The party campaigned on a platform of resolving the issue of Baloch missing persons, pressing the federal government to give due share of resources to Balochistan and improving the deteriorating health and educational infrastructure in the province. It scored a major electoral victory by winning eight provincial assembly seats. Hasil was elected for a second term as senator in 2015. After narrowly missing nomination to the privileged position of Senate chairman, he was appointed the federal minister for ports and shipping in 2016. As a federal minister, he promoted projects relating to the China-Pakistan Economic Corridor (CPEC) in Balochistan.

Despite holding power at both the federal and provincial levels, NP could only make limited gains on the issue of Baloch economic and political rights. To its credit, the party contributed to the passage of the 18th Amendment that granted considerable provincial autonomy, effected a temporary reduction in the cases of enforced disappearances in Balochistan and brought about some improvement in health and educational infrastructure.

These gains were overshadowed by its failure to put an end to enforced disappearances, effect a political compromise between Baloch separatist guerillas and the federal government, and achieve a major breakthrough in improving health and education outcomes in the province.
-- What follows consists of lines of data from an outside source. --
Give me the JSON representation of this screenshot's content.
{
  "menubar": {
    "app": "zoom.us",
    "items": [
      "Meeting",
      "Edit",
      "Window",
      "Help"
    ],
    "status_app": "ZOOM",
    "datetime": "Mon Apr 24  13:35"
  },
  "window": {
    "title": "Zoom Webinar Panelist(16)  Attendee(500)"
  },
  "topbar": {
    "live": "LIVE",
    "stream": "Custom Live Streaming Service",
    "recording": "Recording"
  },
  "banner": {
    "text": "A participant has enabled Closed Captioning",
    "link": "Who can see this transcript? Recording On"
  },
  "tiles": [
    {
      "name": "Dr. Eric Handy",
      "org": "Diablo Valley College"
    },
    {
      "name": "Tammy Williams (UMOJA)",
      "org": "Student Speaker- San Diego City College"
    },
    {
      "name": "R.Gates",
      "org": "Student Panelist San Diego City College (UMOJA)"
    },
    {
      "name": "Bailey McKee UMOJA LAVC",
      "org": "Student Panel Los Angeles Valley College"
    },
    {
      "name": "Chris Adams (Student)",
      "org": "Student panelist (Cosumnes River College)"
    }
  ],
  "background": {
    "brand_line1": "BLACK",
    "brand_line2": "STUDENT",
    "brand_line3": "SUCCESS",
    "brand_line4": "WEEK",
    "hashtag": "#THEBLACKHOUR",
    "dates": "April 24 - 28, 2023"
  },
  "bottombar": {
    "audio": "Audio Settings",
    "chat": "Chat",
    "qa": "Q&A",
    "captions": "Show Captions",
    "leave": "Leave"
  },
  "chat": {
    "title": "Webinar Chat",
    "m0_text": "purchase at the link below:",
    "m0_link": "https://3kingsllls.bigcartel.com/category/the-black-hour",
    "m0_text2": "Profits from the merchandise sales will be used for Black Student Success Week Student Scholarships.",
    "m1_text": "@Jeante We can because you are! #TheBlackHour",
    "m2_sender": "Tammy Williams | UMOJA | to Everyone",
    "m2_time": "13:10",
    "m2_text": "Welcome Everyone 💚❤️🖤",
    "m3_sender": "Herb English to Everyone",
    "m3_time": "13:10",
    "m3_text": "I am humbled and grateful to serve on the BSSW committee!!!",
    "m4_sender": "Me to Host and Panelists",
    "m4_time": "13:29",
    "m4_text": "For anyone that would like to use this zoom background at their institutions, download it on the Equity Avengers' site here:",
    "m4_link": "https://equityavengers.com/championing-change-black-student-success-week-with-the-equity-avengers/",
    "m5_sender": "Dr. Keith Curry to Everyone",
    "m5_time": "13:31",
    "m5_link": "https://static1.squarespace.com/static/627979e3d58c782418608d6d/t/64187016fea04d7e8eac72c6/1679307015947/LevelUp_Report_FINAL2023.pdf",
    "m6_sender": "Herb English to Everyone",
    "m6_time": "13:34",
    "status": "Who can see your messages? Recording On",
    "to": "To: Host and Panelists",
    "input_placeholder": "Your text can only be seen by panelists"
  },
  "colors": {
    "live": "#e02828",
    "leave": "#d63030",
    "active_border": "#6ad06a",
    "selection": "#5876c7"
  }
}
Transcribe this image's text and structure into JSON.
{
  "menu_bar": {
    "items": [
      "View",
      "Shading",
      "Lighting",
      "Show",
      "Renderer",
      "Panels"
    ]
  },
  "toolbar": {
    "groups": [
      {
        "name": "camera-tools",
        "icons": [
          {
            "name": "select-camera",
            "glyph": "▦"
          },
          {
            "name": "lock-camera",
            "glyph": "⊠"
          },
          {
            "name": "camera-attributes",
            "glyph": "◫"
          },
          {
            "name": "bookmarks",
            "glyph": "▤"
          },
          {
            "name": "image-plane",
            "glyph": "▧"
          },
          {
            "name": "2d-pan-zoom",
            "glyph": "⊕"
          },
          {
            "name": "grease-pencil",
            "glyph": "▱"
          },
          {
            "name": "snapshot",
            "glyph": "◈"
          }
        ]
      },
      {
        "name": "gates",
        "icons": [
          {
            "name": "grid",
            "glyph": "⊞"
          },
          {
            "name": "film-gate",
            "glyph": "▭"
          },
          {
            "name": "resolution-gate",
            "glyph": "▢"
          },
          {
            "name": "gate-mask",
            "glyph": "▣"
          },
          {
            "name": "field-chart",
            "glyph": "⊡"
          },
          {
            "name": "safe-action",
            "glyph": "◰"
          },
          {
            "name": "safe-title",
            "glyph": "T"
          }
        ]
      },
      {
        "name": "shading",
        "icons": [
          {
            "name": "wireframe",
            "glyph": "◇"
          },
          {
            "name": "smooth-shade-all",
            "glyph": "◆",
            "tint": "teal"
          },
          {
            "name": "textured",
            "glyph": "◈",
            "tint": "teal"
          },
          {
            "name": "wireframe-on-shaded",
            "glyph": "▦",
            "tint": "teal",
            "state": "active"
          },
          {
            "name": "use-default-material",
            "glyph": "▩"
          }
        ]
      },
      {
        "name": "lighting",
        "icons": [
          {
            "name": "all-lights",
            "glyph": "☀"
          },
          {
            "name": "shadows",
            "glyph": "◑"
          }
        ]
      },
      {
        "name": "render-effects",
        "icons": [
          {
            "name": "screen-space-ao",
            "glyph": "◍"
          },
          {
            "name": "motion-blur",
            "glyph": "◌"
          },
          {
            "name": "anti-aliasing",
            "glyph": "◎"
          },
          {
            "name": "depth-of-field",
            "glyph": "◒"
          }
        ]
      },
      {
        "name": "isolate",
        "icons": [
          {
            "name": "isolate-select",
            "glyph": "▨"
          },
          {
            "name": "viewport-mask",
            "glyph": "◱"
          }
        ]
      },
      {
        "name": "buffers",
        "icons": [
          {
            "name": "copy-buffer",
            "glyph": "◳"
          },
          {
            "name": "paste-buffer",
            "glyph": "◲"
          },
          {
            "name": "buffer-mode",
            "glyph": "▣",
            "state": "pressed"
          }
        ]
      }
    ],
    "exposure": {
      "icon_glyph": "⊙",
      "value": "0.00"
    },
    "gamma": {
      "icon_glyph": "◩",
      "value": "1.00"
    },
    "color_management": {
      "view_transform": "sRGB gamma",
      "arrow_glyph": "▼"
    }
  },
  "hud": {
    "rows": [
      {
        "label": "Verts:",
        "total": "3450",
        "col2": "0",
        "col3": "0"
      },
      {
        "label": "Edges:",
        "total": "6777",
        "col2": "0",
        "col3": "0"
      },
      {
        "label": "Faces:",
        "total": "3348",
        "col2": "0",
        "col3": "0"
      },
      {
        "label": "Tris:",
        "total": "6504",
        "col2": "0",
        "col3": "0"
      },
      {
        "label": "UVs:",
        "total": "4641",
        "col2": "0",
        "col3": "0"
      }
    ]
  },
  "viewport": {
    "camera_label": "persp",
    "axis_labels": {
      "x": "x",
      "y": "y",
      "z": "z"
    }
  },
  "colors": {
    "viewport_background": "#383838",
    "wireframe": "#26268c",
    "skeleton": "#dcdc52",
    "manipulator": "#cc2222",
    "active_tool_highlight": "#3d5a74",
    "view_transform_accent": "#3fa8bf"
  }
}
This makes its chances of winning a significant electoral victory in 2018 rather slim.

Although Hasil is not personally contesting the election in 2018, he is the face of NP in Balochistan and symbolises the limited gains and multiple failures of the party. He is perceived as being more active in the power corridors of Islamabad than in resolving the issues of his constituents in Makran and Khuzdar. This perception of being out of touch with ordinary people and too willing to make political compromises with power brokers in Islamabad is likely to cost his party in the general election.


The author is a social anthropologist who teaches social development policy at Habib University, Karachi.


This was originally published in the July 2018 issue of the Herald. To read more, subscribe to the Herald in print.